Some setup is required to use this software. A dedicated replication ID with no login shell in its own dedicated replication group should be added to each system. The code, as well as a .rhosts file containing the appropriate information, should be put on each machine in the replication ID's home directory. Lock down the home directory as described above. PGNAME and USERID should be set up appropriately in the C modules and should be recompiled (use to compile and set up the recommended permissions).

Begin with small amounts of data when implementing this software. Also, set up some test directory structures to experiment with until you get a feel for how it is going to work on your systems. Be very careful, this solution will remove entire directory structures on the client. You should always have a complete system backup before testing.


File replication has proven to be invaluable to our department. Our Disaster Recovery solution depends heavily on replication. It has cut down recovery time from system outages by allowing us to restore critical information (volume configuration, disk configuration, etc) from another server as opposed to restoring from tape or starting from scratch. We have also been able to off-load all of our development activities and batch reporting to another server by providing hourly replication of production files. Production customers' response time has been greatly improved. I hope you will be able to make use of this software. n

About the Author

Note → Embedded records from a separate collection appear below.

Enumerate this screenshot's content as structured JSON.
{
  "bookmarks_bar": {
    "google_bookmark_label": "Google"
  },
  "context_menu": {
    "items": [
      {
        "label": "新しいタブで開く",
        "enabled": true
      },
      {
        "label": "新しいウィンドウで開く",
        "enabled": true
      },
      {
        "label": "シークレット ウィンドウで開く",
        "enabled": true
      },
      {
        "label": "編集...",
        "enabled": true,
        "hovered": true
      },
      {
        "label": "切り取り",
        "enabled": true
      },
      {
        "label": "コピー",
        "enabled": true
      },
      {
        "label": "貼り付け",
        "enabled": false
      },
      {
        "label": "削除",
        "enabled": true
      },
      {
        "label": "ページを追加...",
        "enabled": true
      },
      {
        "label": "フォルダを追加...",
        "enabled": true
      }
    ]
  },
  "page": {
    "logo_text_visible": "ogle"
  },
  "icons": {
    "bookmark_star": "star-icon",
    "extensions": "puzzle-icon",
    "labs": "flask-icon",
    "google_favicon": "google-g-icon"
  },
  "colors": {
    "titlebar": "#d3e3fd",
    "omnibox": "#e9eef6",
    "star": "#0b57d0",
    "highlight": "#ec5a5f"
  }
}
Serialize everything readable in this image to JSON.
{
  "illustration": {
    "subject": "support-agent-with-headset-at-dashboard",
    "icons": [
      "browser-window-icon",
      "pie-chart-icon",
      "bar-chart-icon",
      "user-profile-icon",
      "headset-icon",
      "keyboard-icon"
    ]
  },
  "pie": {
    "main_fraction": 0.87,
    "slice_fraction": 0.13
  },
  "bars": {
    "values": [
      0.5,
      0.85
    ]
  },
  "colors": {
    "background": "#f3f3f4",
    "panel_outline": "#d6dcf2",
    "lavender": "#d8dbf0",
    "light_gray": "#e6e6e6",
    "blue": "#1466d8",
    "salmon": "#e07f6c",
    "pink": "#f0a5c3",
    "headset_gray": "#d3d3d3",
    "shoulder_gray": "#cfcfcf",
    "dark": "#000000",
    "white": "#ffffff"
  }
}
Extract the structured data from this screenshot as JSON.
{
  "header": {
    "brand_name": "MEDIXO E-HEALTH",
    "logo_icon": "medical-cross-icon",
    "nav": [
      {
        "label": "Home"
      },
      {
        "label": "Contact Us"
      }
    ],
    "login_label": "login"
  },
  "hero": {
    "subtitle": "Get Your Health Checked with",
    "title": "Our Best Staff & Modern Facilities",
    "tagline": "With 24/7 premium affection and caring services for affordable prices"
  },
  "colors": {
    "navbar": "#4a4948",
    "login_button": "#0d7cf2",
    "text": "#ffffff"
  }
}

Jim is a Technical Analyst specializing in UNIX. He has worked for IBM, Rite Aid and EDS and is currently working for Sprint Paranet. He can be reached at